Kansas City fits the bill perfectly for a team that could take advantage of other teams’ roster crunches. Mostly, this is because the Royals are severely lacking in talent ceiling and talent depth throughout the system. Yes, they have some promising players in the big leagues. But they also have, at best, a bottom-third farm system and a lot of unnecessary chaff on the 40-man roster. Don’t believe me? Let’s go through the 40-man roster.
On the pitching side, Scott Barlow, Kris Bubic, Daniel Lynch, Dylan Coleman, Brady Singer, Josh Staumont, Taylor Clarke, and Amir Garrett are the only slam-dunks. There’s a second tier of young guys who are worth keeping around, a tier that includes Jake Brentz, Max Castillo, Jonathan Heasley, Carlos Hernandez, Brad Keller, and Jackson Kowar. Jonathan Bowlan is a minor leaguer who is already on the 40-man who is worth protecting. That’s 15 players.
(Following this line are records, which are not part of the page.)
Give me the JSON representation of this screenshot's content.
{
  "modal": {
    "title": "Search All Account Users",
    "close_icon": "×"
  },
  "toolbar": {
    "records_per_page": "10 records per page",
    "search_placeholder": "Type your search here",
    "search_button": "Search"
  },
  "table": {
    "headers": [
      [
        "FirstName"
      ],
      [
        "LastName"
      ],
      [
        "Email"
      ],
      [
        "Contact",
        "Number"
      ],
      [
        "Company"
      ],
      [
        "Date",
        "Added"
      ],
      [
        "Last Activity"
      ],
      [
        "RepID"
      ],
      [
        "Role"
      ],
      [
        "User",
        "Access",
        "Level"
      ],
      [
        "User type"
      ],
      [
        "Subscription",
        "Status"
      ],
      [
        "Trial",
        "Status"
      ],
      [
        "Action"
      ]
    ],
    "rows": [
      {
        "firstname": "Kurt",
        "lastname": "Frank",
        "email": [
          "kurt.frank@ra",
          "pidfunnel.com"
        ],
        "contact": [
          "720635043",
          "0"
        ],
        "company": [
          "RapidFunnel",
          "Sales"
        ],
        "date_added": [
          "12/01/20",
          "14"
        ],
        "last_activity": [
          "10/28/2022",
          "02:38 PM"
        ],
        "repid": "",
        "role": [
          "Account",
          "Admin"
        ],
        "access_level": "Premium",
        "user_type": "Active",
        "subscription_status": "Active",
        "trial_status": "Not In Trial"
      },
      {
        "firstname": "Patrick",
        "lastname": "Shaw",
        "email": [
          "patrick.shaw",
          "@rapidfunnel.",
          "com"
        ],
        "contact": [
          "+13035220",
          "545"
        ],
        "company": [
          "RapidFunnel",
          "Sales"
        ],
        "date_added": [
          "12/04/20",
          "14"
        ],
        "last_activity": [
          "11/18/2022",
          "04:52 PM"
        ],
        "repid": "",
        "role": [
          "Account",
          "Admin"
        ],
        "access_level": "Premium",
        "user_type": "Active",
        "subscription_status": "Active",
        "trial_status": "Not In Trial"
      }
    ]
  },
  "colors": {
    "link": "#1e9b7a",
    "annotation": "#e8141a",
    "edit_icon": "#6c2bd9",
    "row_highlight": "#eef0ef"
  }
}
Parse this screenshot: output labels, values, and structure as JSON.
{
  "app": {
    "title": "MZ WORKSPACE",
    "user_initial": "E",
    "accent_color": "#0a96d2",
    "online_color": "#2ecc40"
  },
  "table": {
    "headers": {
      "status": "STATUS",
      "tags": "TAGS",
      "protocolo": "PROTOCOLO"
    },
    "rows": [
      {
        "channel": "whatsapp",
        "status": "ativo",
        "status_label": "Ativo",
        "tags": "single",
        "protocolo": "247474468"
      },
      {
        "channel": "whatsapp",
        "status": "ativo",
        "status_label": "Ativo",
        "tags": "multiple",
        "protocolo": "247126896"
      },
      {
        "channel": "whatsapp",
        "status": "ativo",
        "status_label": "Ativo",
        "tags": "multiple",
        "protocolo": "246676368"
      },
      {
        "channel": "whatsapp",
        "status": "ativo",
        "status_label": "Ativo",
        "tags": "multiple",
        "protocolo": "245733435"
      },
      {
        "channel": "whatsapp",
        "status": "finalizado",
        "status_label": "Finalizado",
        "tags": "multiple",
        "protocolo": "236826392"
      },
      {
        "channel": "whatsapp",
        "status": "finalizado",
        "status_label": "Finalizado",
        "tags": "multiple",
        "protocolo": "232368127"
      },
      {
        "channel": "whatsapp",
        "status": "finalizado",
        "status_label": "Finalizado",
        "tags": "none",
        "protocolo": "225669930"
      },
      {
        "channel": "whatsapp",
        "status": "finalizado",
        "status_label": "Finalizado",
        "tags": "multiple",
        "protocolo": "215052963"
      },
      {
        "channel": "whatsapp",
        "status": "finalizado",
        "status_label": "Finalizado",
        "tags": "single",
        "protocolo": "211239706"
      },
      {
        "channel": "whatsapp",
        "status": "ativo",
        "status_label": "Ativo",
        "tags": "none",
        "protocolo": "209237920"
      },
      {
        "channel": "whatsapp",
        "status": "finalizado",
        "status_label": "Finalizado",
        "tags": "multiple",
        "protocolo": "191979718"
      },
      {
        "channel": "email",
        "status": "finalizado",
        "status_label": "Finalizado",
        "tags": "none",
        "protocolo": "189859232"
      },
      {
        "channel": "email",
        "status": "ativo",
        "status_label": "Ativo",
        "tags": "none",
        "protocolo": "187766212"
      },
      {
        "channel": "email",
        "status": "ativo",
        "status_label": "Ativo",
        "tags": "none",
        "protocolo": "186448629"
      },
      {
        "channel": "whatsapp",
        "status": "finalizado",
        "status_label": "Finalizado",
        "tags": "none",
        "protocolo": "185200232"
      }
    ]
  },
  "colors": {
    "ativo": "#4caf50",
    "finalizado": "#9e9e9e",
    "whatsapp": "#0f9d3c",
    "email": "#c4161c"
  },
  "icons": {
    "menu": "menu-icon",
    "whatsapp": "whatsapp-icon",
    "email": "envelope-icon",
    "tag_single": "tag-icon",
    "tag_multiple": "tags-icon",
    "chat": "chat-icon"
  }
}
The position player side is a little more cut and dry. The young guys are slam dunks to keep—MJ Melendez, Michael Massey, Nick Pratto, Bobby Witt Jr., Nate Eaton, Drew Waters, Kyle Isbel, Edward Olivares, Maikel Garcia, and Vinnie Pasquantino. So, too, are veterans Salvador Perez, Nicky Lopez, and Michael A. Taylor. That’s 13 players.
If you’re counting along, that’s 28 names that are easy adds to the 40-man. But outside those 28 players, man, you’d have a hard time convincing me they are inherently worth a 40-man spot. Brent Rooker? Ryan O’Hearn? Wyatt Mills? Anthony Misiewicz? Hunter Dozier? Arthur Dennings? Those are the kinds of players who fill out the roster for 95-loss teams, and many of you probably had no idea that I made up the last one.
Even considering that Dozier won’t likely be released, the Royals’ 40-man absolutely has room. And whether it’s via the Rule 5 draft or trades engineered with teams like the Rays, well, Kansas City is in a position where they can become a landing destination for promising players who can’t cut it in more competitive organizations. Hopefully, the Royals will be the ones in that position in the coming years. But now, it’s time to take advantage of what they can.